= Available records =
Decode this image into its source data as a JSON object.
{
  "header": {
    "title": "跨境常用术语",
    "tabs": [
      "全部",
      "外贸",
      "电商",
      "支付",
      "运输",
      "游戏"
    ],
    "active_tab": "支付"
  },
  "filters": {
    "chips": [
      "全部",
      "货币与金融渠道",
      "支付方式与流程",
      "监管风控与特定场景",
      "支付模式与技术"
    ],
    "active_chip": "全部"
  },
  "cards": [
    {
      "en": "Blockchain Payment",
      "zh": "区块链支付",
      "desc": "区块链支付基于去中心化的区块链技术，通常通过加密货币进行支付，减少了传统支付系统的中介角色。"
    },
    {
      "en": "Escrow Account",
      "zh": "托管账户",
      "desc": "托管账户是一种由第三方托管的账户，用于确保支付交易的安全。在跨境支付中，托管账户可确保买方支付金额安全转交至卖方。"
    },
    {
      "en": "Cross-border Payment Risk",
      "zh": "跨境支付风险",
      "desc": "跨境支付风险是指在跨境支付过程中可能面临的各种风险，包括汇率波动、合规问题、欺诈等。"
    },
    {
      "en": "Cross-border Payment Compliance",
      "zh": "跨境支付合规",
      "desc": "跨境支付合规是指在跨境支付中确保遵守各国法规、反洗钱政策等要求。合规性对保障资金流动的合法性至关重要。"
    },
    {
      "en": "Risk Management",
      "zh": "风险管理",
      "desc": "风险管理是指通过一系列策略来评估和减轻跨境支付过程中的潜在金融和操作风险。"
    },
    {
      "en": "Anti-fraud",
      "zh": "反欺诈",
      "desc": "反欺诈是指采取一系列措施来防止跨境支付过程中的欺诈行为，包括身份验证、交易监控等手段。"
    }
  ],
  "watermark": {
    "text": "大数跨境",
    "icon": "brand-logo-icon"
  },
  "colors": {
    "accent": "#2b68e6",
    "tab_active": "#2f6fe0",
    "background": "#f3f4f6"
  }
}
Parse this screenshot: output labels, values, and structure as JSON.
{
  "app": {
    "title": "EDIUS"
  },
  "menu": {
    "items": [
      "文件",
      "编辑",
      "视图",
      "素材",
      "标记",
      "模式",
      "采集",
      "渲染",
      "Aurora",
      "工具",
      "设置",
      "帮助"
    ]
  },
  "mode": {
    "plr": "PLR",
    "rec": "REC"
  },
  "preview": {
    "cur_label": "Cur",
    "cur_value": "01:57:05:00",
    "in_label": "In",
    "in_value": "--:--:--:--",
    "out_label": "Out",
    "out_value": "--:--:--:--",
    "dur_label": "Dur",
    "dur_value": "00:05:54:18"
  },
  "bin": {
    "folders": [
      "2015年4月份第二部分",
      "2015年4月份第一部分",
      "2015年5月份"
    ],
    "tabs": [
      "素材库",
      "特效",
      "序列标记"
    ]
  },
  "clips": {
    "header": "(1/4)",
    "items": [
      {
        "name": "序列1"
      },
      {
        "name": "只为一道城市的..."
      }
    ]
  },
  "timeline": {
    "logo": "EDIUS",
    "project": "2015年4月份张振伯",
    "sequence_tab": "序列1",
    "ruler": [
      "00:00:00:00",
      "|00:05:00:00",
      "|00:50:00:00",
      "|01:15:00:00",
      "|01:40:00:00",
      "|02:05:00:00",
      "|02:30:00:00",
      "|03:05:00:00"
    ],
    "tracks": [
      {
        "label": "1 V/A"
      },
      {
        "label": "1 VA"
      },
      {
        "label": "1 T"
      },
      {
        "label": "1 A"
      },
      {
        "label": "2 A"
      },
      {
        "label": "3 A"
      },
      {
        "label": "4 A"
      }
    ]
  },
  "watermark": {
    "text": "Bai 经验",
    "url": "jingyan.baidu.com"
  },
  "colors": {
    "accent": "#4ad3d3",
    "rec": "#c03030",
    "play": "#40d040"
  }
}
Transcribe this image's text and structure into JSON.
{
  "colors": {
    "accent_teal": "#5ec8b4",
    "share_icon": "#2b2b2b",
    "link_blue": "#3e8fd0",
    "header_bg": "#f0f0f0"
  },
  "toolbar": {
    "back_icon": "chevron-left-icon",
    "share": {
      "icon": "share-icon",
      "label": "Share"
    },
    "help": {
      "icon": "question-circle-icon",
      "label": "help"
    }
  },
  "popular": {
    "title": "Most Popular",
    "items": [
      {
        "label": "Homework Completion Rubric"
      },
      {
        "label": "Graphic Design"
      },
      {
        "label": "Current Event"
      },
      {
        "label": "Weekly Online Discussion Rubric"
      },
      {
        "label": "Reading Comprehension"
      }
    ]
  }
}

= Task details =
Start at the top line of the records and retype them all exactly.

= Answer space =
Decode this image into its source data as a JSON object.
{
  "header": {
    "title": "跨境常用术语",
    "tabs": [
      "全部",
      "外贸",
      "电商",
      "支付",
      "运输",
      "游戏"
    ],
    "active_tab": "支付"
  },
  "filters": {
    "chips": [
      "全部",
      "货币与金融渠道",
      "支付方式与流程",
      "监管风控与特定场景",
      "支付模式与技术"
    ],
    "active_chip": "全部"
  },
  "cards": [
    {
      "en": "Blockchain Payment",
      "zh": "区块链支付",
      "desc": "区块链支付基于去中心化的区块链技术，通常通过加密货币进行支付，减少了传统支付系统的中介角色。"
    },
    {
      "en": "Escrow Account",
      "zh": "托管账户",
      "desc": "托管账户是一种由第三方托管的账户，用于确保支付交易的安全。在跨境支付中，托管账户可确保买方支付金额安全转交至卖方。"
    },
    {
      "en": "Cross-border Payment Risk",
      "zh": "跨境支付风险",
      "desc": "跨境支付风险是指在跨境支付过程中可能面临的各种风险，包括汇率波动、合规问题、欺诈等。"
    },
    {
      "en": "Cross-border Payment Compliance",
      "zh": "跨境支付合规",
      "desc": "跨境支付合规是指在跨境支付中确保遵守各国法规、反洗钱政策等要求。合规性对保障资金流动的合法性至关重要。"
    },
    {
      "en": "Risk Management",
      "zh": "风险管理",
      "desc": "风险管理是指通过一系列策略来评估和减轻跨境支付过程中的潜在金融和操作风险。"
    },
    {
      "en": "Anti-fraud",
      "zh": "反欺诈",
      "desc": "反欺诈是指采取一系列措施来防止跨境支付过程中的欺诈行为，包括身份验证、交易监控等手段。"
    }
  ],
  "watermark": {
    "text": "大数跨境",
    "icon": "brand-logo-icon"
  },
  "colors": {
    "accent": "#2b68e6",
    "tab_active": "#2f6fe0",
    "background": "#f3f4f6"
  }
}
Parse this screenshot: output labels, values, and structure as JSON.
{
  "app": {
    "title": "EDIUS"
  },
  "menu": {
    "items": [
      "文件",
      "编辑",
      "视图",
      "素材",
      "标记",
      "模式",
      "采集",
      "渲染",
      "Aurora",
      "工具",
      "设置",
      "帮助"
    ]
  },
  "mode": {
    "plr": "PLR",
    "rec": "REC"
  },
  "preview": {
    "cur_label": "Cur",
    "cur_value": "01:57:05:00",
    "in_label": "In",
    "in_value": "--:--:--:--",
    "out_label": "Out",
    "out_value": "--:--:--:--",
    "dur_label": "Dur",
    "dur_value": "00:05:54:18"
  },
  "bin": {
    "folders": [
      "2015年4月份第二部分",
      "2015年4月份第一部分",
      "2015年5月份"
    ],
    "tabs": [
      "素材库",
      "特效",
      "序列标记"
    ]
  },
  "clips": {
    "header": "(1/4)",
    "items": [
      {
        "name": "序列1"
      },
      {
        "name": "只为一道城市的..."
      }
    ]
  },
  "timeline": {
    "logo": "EDIUS",
    "project": "2015年4月份张振伯",
    "sequence_tab": "序列1",
    "ruler": [
      "00:00:00:00",
      "|00:05:00:00",
      "|00:50:00:00",
      "|01:15:00:00",
      "|01:40:00:00",
      "|02:05:00:00",
      "|02:30:00:00",
      "|03:05:00:00"
    ],
    "tracks": [
      {
        "label": "1 V/A"
      },
      {
        "label": "1 VA"
      },
      {
        "label": "1 T"
      },
      {
        "label": "1 A"
      },
      {
        "label": "2 A"
      },
      {
        "label": "3 A"
      },
      {
        "label": "4 A"
      }
    ]
  },
  "watermark": {
    "text": "Bai 经验",
    "url": "jingyan.baidu.com"
  },
  "colors": {
    "accent": "#4ad3d3",
    "rec": "#c03030",
    "play": "#40d040"
  }
}
Transcribe this image's text and structure into JSON.
{
  "colors": {
    "accent_teal": "#5ec8b4",
    "share_icon": "#2b2b2b",
    "link_blue": "#3e8fd0",
    "header_bg": "#f0f0f0"
  },
  "toolbar": {
    "back_icon": "chevron-left-icon",
    "share": {
      "icon": "share-icon",
      "label": "Share"
    },
    "help": {
      "icon": "question-circle-icon",
      "label": "help"
    }
  },
  "popular": {
    "title": "Most Popular",
    "items": [
      {
        "label": "Homework Completion Rubric"
      },
      {
        "label": "Graphic Design"
      },
      {
        "label": "Current Event"
      },
      {
        "label": "Weekly Online Discussion Rubric"
      },
      {
        "label": "Reading Comprehension"
      }
    ]
  }
}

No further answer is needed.